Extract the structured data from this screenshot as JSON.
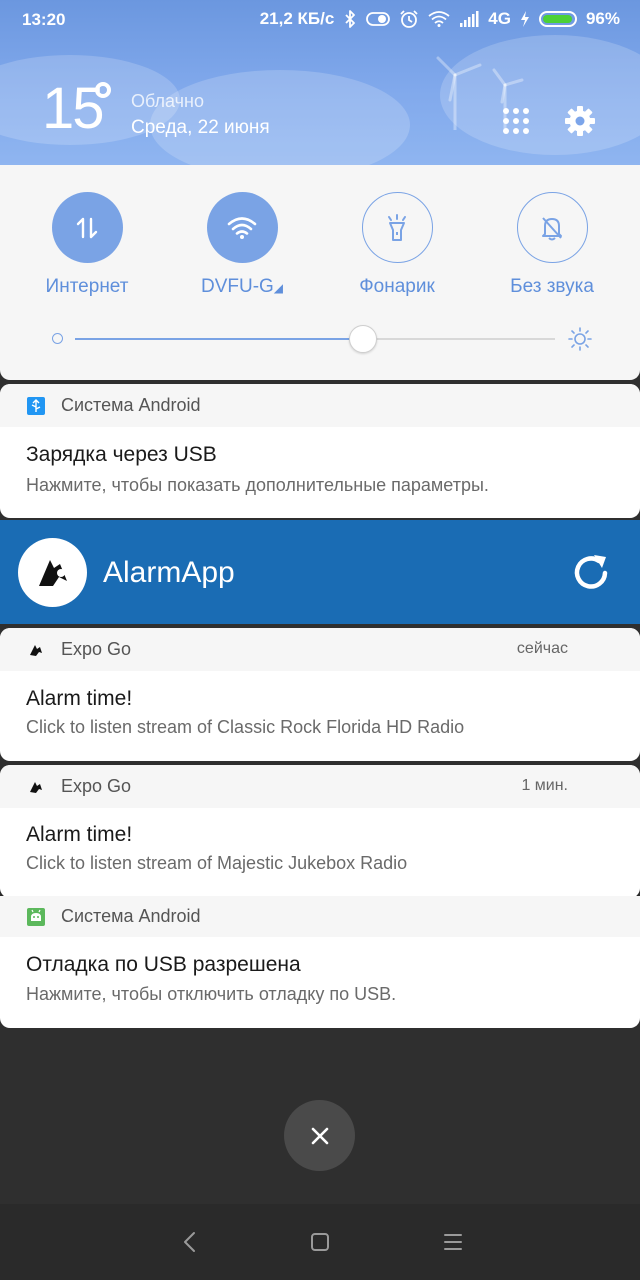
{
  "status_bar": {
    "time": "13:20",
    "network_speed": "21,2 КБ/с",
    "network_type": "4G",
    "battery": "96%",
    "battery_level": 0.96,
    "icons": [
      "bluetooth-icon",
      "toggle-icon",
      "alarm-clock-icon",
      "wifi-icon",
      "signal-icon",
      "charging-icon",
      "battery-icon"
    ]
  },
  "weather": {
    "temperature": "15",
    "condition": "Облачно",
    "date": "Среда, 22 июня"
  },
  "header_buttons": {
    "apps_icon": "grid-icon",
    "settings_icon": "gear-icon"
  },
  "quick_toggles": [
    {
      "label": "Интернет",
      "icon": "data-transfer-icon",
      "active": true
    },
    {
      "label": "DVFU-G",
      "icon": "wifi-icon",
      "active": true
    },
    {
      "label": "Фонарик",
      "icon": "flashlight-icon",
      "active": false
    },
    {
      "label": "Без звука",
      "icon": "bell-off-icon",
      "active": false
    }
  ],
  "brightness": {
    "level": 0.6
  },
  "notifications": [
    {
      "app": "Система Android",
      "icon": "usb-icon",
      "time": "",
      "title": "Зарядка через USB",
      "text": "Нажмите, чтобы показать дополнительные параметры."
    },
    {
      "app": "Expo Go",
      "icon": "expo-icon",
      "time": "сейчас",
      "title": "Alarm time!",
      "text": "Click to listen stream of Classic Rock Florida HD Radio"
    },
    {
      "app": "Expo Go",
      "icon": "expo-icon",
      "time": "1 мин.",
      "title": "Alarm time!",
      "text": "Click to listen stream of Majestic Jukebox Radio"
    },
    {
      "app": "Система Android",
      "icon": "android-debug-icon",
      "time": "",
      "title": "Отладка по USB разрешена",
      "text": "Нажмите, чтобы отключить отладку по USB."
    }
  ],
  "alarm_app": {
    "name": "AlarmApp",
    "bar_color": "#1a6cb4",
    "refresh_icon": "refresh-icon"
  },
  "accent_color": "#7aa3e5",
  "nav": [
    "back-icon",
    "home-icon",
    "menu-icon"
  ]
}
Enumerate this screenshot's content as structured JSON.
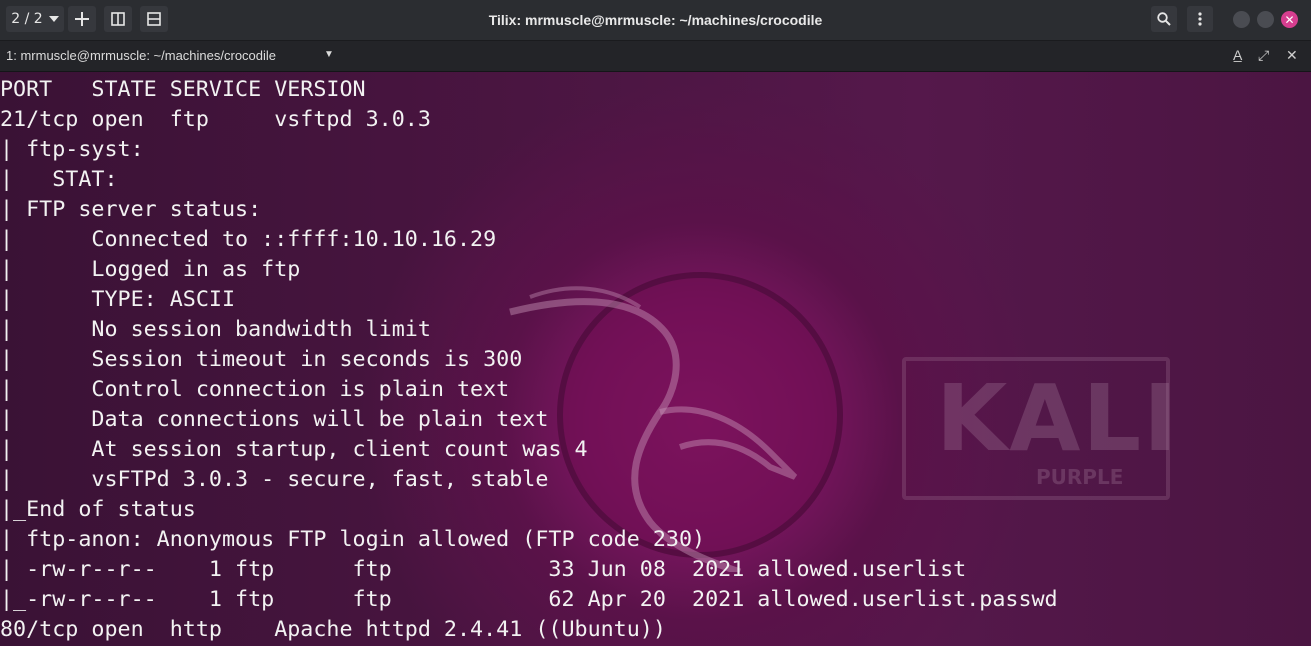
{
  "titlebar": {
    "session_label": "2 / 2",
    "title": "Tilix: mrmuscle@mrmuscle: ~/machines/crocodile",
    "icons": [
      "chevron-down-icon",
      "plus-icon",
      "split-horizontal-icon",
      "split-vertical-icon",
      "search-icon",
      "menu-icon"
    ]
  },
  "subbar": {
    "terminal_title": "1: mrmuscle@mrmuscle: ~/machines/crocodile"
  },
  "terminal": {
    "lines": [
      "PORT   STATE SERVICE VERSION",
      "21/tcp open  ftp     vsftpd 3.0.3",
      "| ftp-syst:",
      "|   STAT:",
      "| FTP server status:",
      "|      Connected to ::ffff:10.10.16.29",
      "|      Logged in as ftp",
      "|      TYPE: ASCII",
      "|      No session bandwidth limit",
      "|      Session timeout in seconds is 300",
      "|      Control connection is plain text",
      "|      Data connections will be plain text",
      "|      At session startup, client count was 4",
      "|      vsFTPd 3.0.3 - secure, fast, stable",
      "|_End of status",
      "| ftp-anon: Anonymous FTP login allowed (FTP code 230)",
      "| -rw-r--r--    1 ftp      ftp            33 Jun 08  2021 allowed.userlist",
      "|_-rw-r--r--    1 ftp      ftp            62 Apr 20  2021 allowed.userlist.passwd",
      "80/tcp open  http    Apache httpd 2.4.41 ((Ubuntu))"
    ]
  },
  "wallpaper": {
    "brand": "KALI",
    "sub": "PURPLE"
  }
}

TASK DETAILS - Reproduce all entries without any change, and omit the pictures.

TASK RESPONSE -
Extract the structured data from this screenshot as JSON.
{
  "status_bar": {
    "time": "13:20",
    "network_speed": "21,2 КБ/с",
    "network_type": "4G",
    "battery": "96%",
    "battery_level": 0.96,
    "icons": [
      "bluetooth-icon",
      "toggle-icon",
      "alarm-clock-icon",
      "wifi-icon",
      "signal-icon",
      "charging-icon",
      "battery-icon"
    ]
  },
  "weather": {
    "temperature": "15",
    "condition": "Облачно",
    "date": "Среда, 22 июня"
  },
  "header_buttons": {
    "apps_icon": "grid-icon",
    "settings_icon": "gear-icon"
  },
  "quick_toggles": [
    {
      "label": "Интернет",
      "icon": "data-transfer-icon",
      "active": true
    },
    {
      "label": "DVFU-G",
      "icon": "wifi-icon",
      "active": true
    },
    {
      "label": "Фонарик",
      "icon": "flashlight-icon",
      "active": false
    },
    {
      "label": "Без звука",
      "icon": "bell-off-icon",
      "active": false
    }
  ],
  "brightness": {
    "level": 0.6
  },
  "notifications": [
    {
      "app": "Система Android",
      "icon": "usb-icon",
      "time": "",
      "title": "Зарядка через USB",
      "text": "Нажмите, чтобы показать дополнительные параметры."
    },
    {
      "app": "Expo Go",
      "icon": "expo-icon",
      "time": "сейчас",
      "title": "Alarm time!",
      "text": "Click to listen stream of Classic Rock Florida HD Radio"
    },
    {
      "app": "Expo Go",
      "icon": "expo-icon",
      "time": "1 мин.",
      "title": "Alarm time!",
      "text": "Click to listen stream of Majestic Jukebox Radio"
    },
    {
      "app": "Система Android",
      "icon": "android-debug-icon",
      "time": "",
      "title": "Отладка по USB разрешена",
      "text": "Нажмите, чтобы отключить отладку по USB."
    }
  ],
  "alarm_app": {
    "name": "AlarmApp",
    "bar_color": "#1a6cb4",
    "refresh_icon": "refresh-icon"
  },
  "accent_color": "#7aa3e5",
  "nav": [
    "back-icon",
    "home-icon",
    "menu-icon"
  ]
}
Enumerate this screenshot's content as structured JSON.
{
  "titlebar": {
    "session_label": "2 / 2",
    "title": "Tilix: mrmuscle@mrmuscle: ~/machines/crocodile",
    "icons": [
      "chevron-down-icon",
      "plus-icon",
      "split-horizontal-icon",
      "split-vertical-icon",
      "search-icon",
      "menu-icon"
    ]
  },
  "subbar": {
    "terminal_title": "1: mrmuscle@mrmuscle: ~/machines/crocodile"
  },
  "terminal": {
    "lines": [
      "PORT   STATE SERVICE VERSION",
      "21/tcp open  ftp     vsftpd 3.0.3",
      "| ftp-syst:",
      "|   STAT:",
      "| FTP server status:",
      "|      Connected to ::ffff:10.10.16.29",
      "|      Logged in as ftp",
      "|      TYPE: ASCII",
      "|      No session bandwidth limit",
      "|      Session timeout in seconds is 300",
      "|      Control connection is plain text",
      "|      Data connections will be plain text",
      "|      At session startup, client count was 4",
      "|      vsFTPd 3.0.3 - secure, fast, stable",
      "|_End of status",
      "| ftp-anon: Anonymous FTP login allowed (FTP code 230)",
      "| -rw-r--r--    1 ftp      ftp            33 Jun 08  2021 allowed.userlist",
      "|_-rw-r--r--    1 ftp      ftp            62 Apr 20  2021 allowed.userlist.passwd",
      "80/tcp open  http    Apache httpd 2.4.41 ((Ubuntu))"
    ]
  },
  "wallpaper": {
    "brand": "KALI",
    "sub": "PURPLE"
  }
}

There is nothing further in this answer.